▶ **PROVIDED DATA**:
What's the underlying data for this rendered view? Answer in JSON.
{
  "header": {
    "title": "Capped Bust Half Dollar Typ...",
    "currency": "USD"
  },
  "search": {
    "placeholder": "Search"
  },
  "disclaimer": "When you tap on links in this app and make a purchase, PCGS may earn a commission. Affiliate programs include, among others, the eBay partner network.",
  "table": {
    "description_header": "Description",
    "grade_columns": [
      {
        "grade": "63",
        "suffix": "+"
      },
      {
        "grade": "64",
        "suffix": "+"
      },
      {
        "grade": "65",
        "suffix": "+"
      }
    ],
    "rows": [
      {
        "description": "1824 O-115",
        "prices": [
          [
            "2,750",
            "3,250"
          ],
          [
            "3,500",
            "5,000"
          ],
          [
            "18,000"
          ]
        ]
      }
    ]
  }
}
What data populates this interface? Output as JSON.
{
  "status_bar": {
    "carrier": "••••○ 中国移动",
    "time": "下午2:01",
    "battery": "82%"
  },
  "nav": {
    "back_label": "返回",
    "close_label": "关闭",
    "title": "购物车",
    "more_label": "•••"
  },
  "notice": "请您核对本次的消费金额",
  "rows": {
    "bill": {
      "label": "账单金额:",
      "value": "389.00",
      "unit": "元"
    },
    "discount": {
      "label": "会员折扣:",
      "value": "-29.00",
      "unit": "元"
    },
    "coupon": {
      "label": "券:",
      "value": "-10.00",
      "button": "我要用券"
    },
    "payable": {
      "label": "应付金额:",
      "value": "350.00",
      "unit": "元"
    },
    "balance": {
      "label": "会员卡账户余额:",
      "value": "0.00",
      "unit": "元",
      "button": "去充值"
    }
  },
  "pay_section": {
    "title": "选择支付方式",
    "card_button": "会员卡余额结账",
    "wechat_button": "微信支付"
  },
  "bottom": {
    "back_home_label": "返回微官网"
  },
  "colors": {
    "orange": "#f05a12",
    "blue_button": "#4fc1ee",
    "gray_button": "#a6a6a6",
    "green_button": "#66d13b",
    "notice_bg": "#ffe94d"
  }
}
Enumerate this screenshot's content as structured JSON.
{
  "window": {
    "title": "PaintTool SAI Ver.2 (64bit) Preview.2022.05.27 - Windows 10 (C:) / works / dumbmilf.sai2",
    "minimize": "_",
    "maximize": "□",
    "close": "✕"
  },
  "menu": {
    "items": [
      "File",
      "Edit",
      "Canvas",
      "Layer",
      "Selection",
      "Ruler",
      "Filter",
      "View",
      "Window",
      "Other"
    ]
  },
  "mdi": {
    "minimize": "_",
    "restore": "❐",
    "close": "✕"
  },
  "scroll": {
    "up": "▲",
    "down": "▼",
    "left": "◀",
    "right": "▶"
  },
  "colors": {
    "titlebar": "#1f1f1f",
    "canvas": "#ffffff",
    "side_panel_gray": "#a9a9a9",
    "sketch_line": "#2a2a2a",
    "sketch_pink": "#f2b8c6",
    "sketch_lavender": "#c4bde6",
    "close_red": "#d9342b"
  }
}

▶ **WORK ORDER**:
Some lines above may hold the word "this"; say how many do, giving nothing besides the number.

▶ **TASK OUTPUT**:
4